The Amerindians are the descendants of the indigenous people of Guyana; they are broadly grouped into coastal and interior tribes. The term tribes is a linguistic and cultural classification rather than a political one. The coastal Amerindians are the Carib, Arawak, and Warao, whose names come from the three language families of the Guyanese Amerindians. The population of coastal Carib in Guyana declined in the nineteenth century, but Arawak and Warao communities can be found near the Pomeroon and Courantyne rivers.
The interior Amerindians are classified into seven tribes: Akawaio, Arekuna, Barama River Carib, Macusi, Patamona, Waiwai, and Wapisiana. The Barama River Carib, Akawaio, Arekuna, and Patamona live in river valleys in western Guyana. Two Amerindian groups live in the Rupununi Savannah region: the Macusi in the northern half and the Wapisiana in the southern half. The Waiwai live in the far south of the country, near the headwaters of the Essequibo River. All of the interior Amerindians originally spoke Carib languages, with the exception of the Wapisiana, whose language is in the Arawak linguistic family.
By the 1990s, all of the Amerindian groups had undergone extensive acculturation. The coastal Amerindians were the most acculturated, sharing many cultural features with lower-class Afro-Guyanese and Indo-Guyanese. There had been considerable intermarriage between coastal Amerindians and Afro-Guyanese. The Waiwai and the Barama River Carib were probably the least acculturated of the Amerindians. Nevertheless, most Amerindians spoke English (or near Brazil, Portuguese) as a first or second language. Almost all Amerindians had been affected by missionary efforts for many decades.

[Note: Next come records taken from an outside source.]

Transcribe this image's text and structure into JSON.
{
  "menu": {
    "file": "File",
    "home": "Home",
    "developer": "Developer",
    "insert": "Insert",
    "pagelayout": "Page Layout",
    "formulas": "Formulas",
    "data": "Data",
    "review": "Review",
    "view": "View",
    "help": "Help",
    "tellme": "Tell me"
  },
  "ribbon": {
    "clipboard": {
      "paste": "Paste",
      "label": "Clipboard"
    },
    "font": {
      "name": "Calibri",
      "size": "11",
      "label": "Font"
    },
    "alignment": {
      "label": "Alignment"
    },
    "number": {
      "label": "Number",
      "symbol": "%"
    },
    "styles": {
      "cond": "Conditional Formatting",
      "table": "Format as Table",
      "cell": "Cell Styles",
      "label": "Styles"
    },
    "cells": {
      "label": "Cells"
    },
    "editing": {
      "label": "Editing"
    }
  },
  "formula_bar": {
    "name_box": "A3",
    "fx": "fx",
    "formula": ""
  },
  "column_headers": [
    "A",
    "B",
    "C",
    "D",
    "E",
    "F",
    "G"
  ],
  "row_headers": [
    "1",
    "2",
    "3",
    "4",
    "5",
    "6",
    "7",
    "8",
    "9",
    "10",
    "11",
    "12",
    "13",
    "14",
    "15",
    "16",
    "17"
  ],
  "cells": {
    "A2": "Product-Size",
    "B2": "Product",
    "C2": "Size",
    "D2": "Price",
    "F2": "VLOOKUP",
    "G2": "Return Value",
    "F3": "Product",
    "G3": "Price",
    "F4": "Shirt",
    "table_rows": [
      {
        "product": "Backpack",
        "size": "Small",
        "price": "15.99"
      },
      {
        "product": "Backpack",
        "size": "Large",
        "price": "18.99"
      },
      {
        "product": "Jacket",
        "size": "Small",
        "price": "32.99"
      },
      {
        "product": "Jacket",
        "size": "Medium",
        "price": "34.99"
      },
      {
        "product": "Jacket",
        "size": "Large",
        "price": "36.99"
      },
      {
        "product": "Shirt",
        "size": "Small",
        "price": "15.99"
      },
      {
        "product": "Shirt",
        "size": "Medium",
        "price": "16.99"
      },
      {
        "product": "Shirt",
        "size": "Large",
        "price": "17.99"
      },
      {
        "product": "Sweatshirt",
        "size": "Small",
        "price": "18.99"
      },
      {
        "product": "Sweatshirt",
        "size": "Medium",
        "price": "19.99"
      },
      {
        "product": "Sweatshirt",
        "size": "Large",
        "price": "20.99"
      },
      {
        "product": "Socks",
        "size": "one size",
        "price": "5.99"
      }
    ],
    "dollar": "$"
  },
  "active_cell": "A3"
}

Finally, most Amerindians had been integrated in one way or another into the national economic system, though usually at the lowest levels.